═══ Exercise materials ═══

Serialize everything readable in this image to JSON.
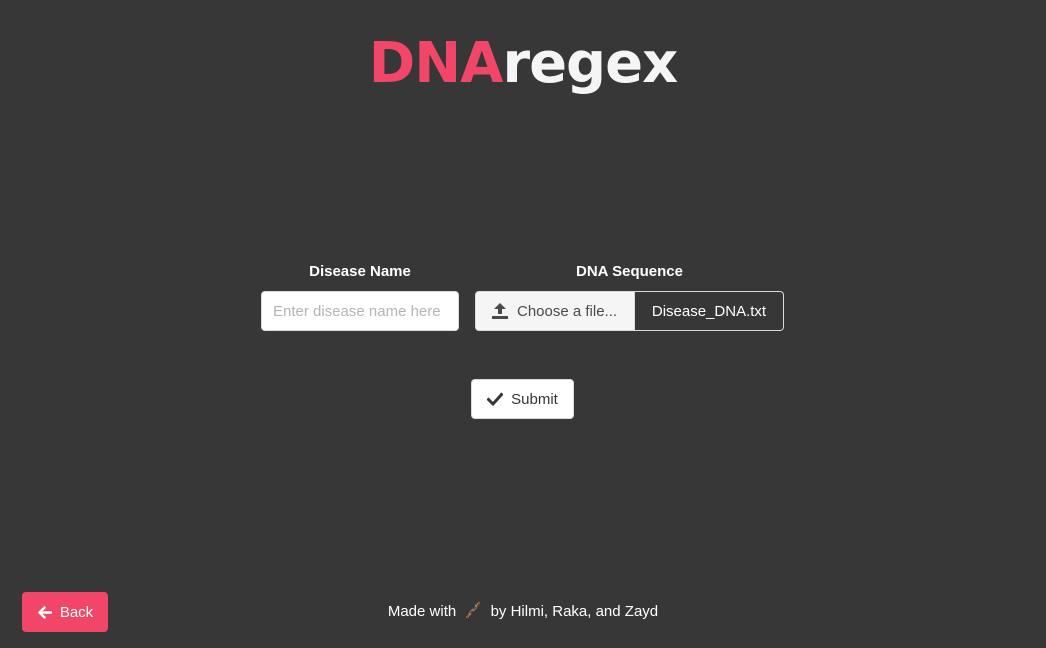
{
  "header": {
    "logo_accent": "DNA",
    "logo_rest": "regex",
    "accent_color": "#f14668"
  },
  "form": {
    "disease_label": "Disease Name",
    "disease_placeholder": "Enter disease name here",
    "disease_value": "",
    "dna_label": "DNA Sequence",
    "choose_file_label": "Choose a file...",
    "file_name": "Disease_DNA.txt",
    "submit_label": "Submit"
  },
  "nav": {
    "back_label": "Back"
  },
  "footer": {
    "made_with": "Made with",
    "credits": "by Hilmi, Raka, and Zayd",
    "icon": "dna-icon"
  },
  "icons": {
    "upload": "upload-icon",
    "submit": "check-icon",
    "back": "arrow-left-icon"
  }
}
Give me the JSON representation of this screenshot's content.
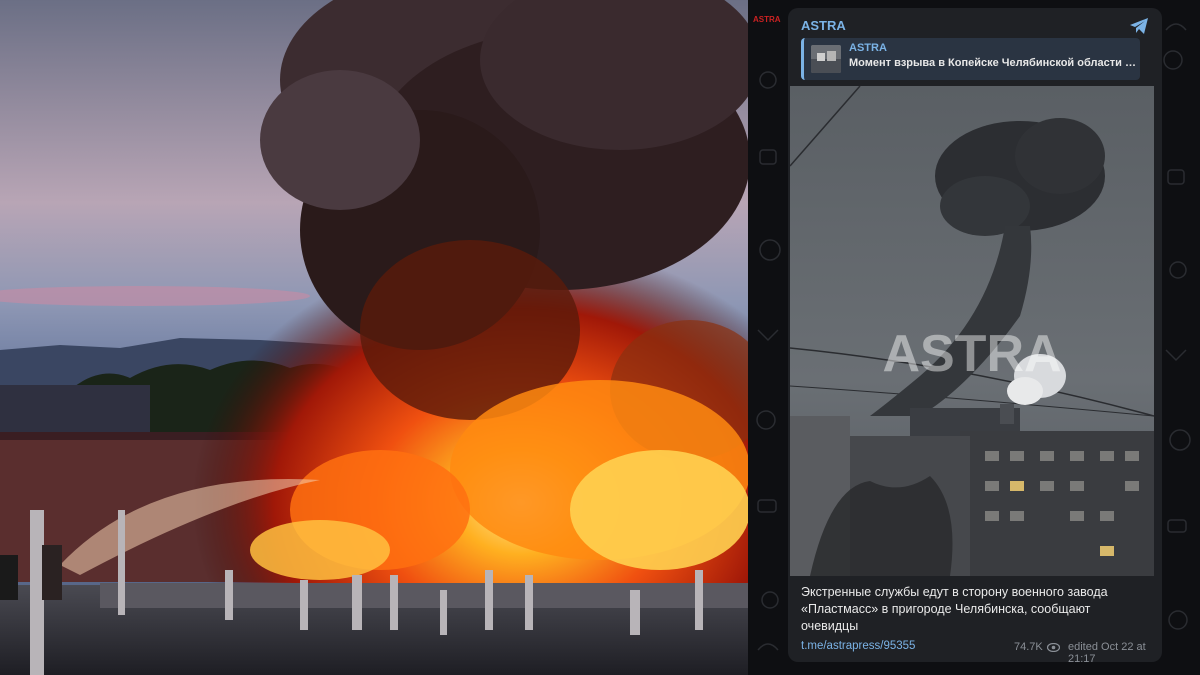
{
  "post": {
    "channel_name": "ASTRA",
    "forward": {
      "from": "ASTRA",
      "text": "Момент взрыва в Копейске Челябинской области П..."
    },
    "watermark": "ASTRA",
    "caption": "Экстренные службы едут в сторону военного завода «Пластмасс» в пригороде Челябинска, сообщают очевидцы",
    "link": "t.me/astrapress/95355",
    "views": "74.7K",
    "edited": "edited  Oct 22 at 21:17",
    "icons": [
      "share-icon",
      "eye-icon"
    ]
  },
  "corner_logo": "ASTRA",
  "colors": {
    "link": "#7bb3e6",
    "panel_bg": "#1f2125",
    "background": "#0e0f12"
  }
}
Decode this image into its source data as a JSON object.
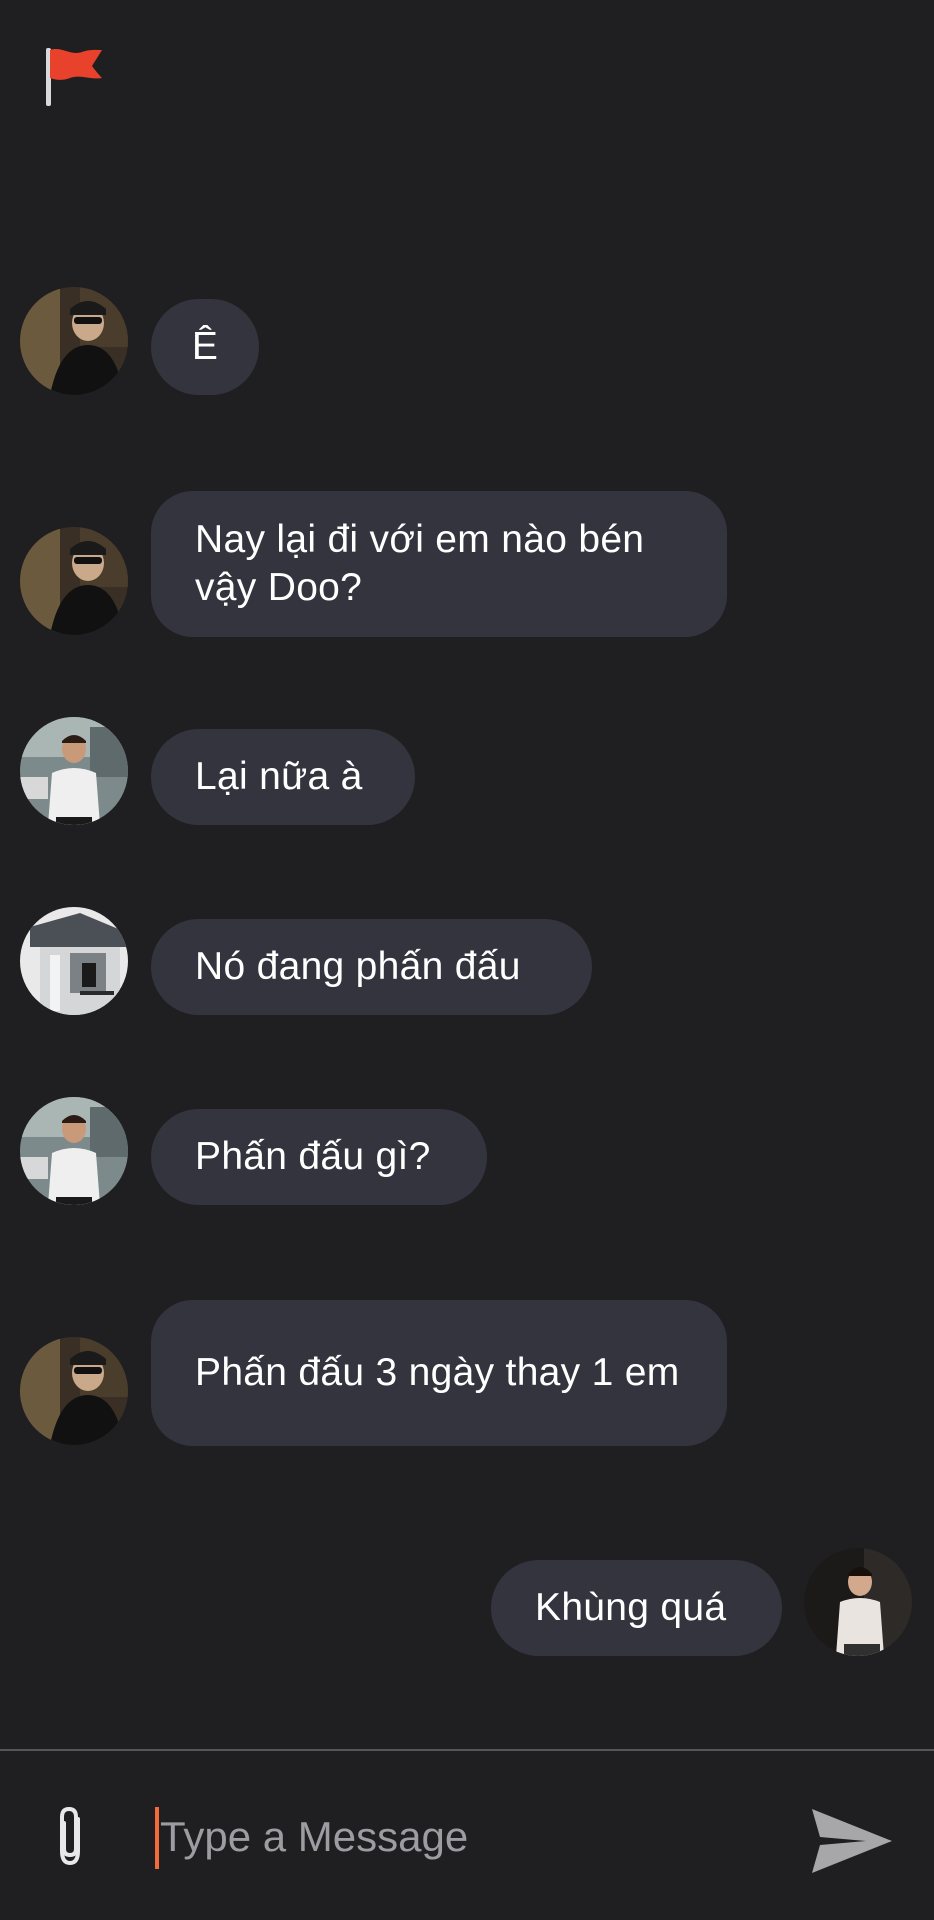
{
  "header": {
    "flag_icon": "report-flag-icon"
  },
  "messages": [
    {
      "sender": "incoming",
      "avatar": "avatar-sunglasses",
      "text": "Ê"
    },
    {
      "sender": "incoming",
      "avatar": "avatar-sunglasses",
      "text": "Nay lại đi với em nào bén vậy Doo?"
    },
    {
      "sender": "incoming",
      "avatar": "avatar-white-shirt",
      "text": "Lại nữa à"
    },
    {
      "sender": "incoming",
      "avatar": "avatar-building",
      "text": "Nó đang phấn đấu"
    },
    {
      "sender": "incoming",
      "avatar": "avatar-white-shirt",
      "text": "Phấn đấu gì?"
    },
    {
      "sender": "incoming",
      "avatar": "avatar-sunglasses",
      "text": "Phấn đấu 3 ngày thay 1 em"
    },
    {
      "sender": "outgoing",
      "avatar": "avatar-me",
      "text": "Khùng quá"
    }
  ],
  "composer": {
    "placeholder": "Type a Message",
    "value": "",
    "attach_icon": "paperclip-icon",
    "send_icon": "send-icon"
  },
  "colors": {
    "background": "#1f1f22",
    "bubble": "#34343f",
    "caret": "#f26b3a",
    "flag": "#e8412c"
  }
}
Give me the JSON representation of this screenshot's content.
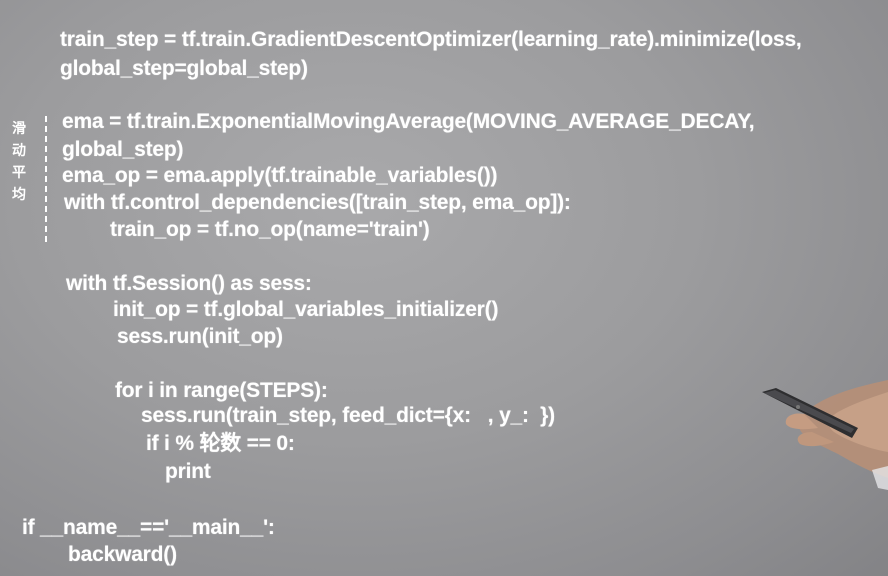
{
  "side_note": "滑动平均",
  "code_lines": [
    "train_step = tf.train.GradientDescentOptimizer(learning_rate).minimize(loss,",
    "global_step=global_step)",
    "ema = tf.train.ExponentialMovingAverage(MOVING_AVERAGE_DECAY,",
    "global_step)",
    "ema_op = ema.apply(tf.trainable_variables())",
    "with tf.control_dependencies([train_step, ema_op]):",
    "train_op = tf.no_op(name='train')",
    "with tf.Session() as sess:",
    "init_op = tf.global_variables_initializer()",
    "sess.run(init_op)",
    "for i in range(STEPS):",
    "sess.run(train_step, feed_dict={x:   , y_:  })",
    "if i % 轮数 == 0:",
    "print",
    "if __name__=='__main__':",
    "backward()"
  ]
}
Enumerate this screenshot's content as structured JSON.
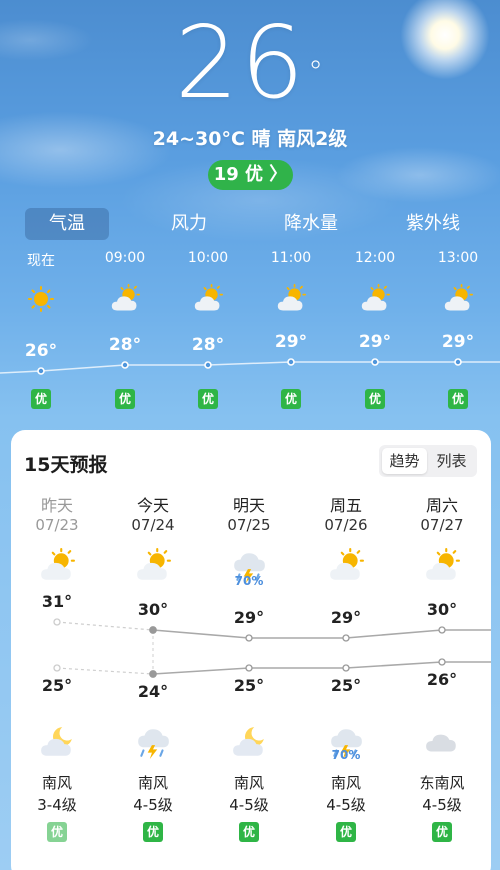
{
  "current": {
    "temp": "26",
    "deg_symbol": "°",
    "condition_line": "24~30°C 晴 南风2级",
    "aqi_label": "19 优 〉"
  },
  "tabs": [
    {
      "label": "气温",
      "active": true
    },
    {
      "label": "风力",
      "active": false
    },
    {
      "label": "降水量",
      "active": false
    },
    {
      "label": "紫外线",
      "active": false
    }
  ],
  "hourly": [
    {
      "time": "现在",
      "icon": "sunny-icon",
      "temp": "26°",
      "aqi": "优"
    },
    {
      "time": "09:00",
      "icon": "partly-cloudy-icon",
      "temp": "28°",
      "aqi": "优"
    },
    {
      "time": "10:00",
      "icon": "partly-cloudy-icon",
      "temp": "28°",
      "aqi": "优"
    },
    {
      "time": "11:00",
      "icon": "partly-cloudy-icon",
      "temp": "29°",
      "aqi": "优"
    },
    {
      "time": "12:00",
      "icon": "partly-cloudy-icon",
      "temp": "29°",
      "aqi": "优"
    },
    {
      "time": "13:00",
      "icon": "partly-cloudy-icon",
      "temp": "29°",
      "aqi": "优"
    }
  ],
  "forecast": {
    "title": "15天预报",
    "toggle": {
      "trend": "趋势",
      "list": "列表",
      "selected": "趋势"
    },
    "days": [
      {
        "name": "昨天",
        "date": "07/23",
        "day_icon": "partly-cloudy-icon",
        "precip": "",
        "high": "31°",
        "low": "25°",
        "night_icon": "moon-cloud-icon",
        "night_precip": "",
        "wind_dir": "南风",
        "wind_level": "3-4级",
        "aqi": "优",
        "past": true
      },
      {
        "name": "今天",
        "date": "07/24",
        "day_icon": "partly-cloudy-icon",
        "precip": "",
        "high": "30°",
        "low": "24°",
        "night_icon": "thunderstorm-icon",
        "night_precip": "",
        "wind_dir": "南风",
        "wind_level": "4-5级",
        "aqi": "优",
        "past": false
      },
      {
        "name": "明天",
        "date": "07/25",
        "day_icon": "thunderstorm-icon",
        "precip": "70%",
        "high": "29°",
        "low": "25°",
        "night_icon": "moon-cloud-icon",
        "night_precip": "",
        "wind_dir": "南风",
        "wind_level": "4-5级",
        "aqi": "优",
        "past": false
      },
      {
        "name": "周五",
        "date": "07/26",
        "day_icon": "partly-cloudy-icon",
        "precip": "",
        "high": "29°",
        "low": "25°",
        "night_icon": "thunderstorm-icon",
        "night_precip": "70%",
        "wind_dir": "南风",
        "wind_level": "4-5级",
        "aqi": "优",
        "past": false
      },
      {
        "name": "周六",
        "date": "07/27",
        "day_icon": "partly-cloudy-icon",
        "precip": "",
        "high": "30°",
        "low": "26°",
        "night_icon": "cloudy-icon",
        "night_precip": "",
        "wind_dir": "东南风",
        "wind_level": "4-5级",
        "aqi": "优",
        "past": false
      }
    ]
  },
  "colors": {
    "aqi_good": "#2fb546",
    "precip": "#4d8fdd",
    "sun": "#f7b500",
    "curve": "#aaaaaa"
  }
}
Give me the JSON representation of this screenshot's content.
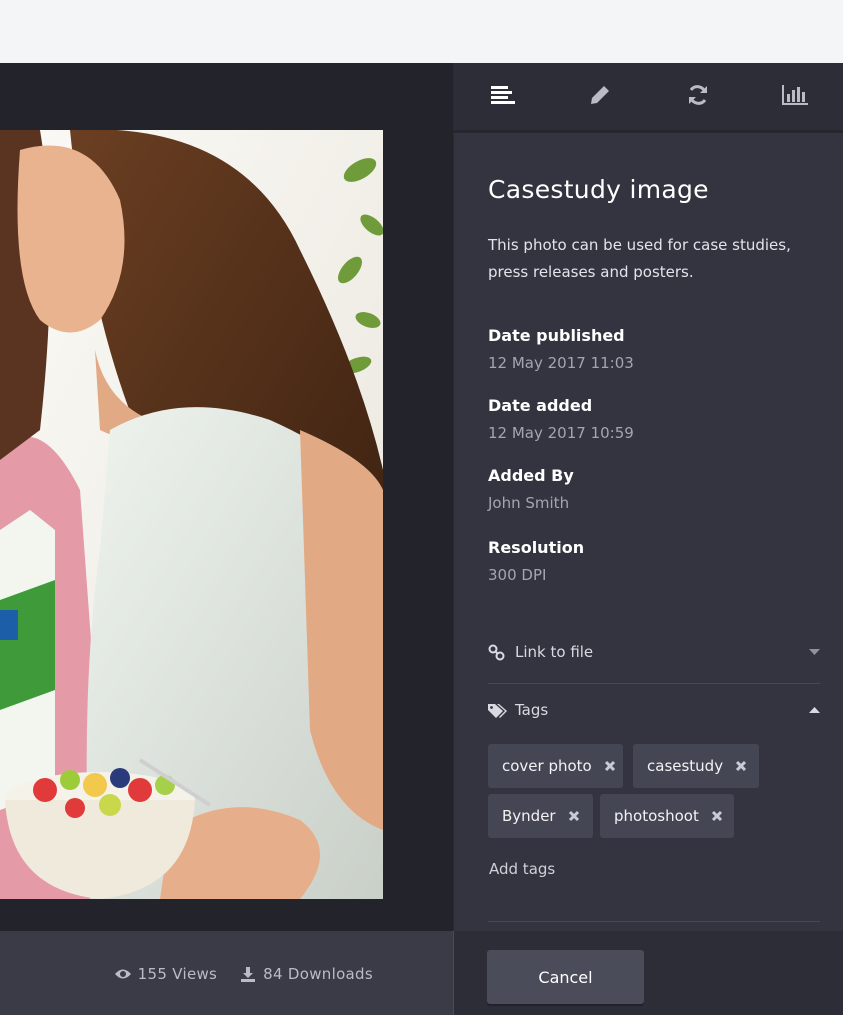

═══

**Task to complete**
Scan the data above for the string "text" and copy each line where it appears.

**Problem solution**
      "text": "Момент взрыва в Копейске Челябинской области П..."
      "text": "Ê"
      "text": "Nay lại đi với em nào bén vậy Doo?"
      "text": "Lại nữa à"
      "text": "Nó đang phấn đấu"
      "text": "Phấn đấu gì?"
      "text": "Phấn đấu 3 ngày thay 1 em"
      "text": "Khùng quá"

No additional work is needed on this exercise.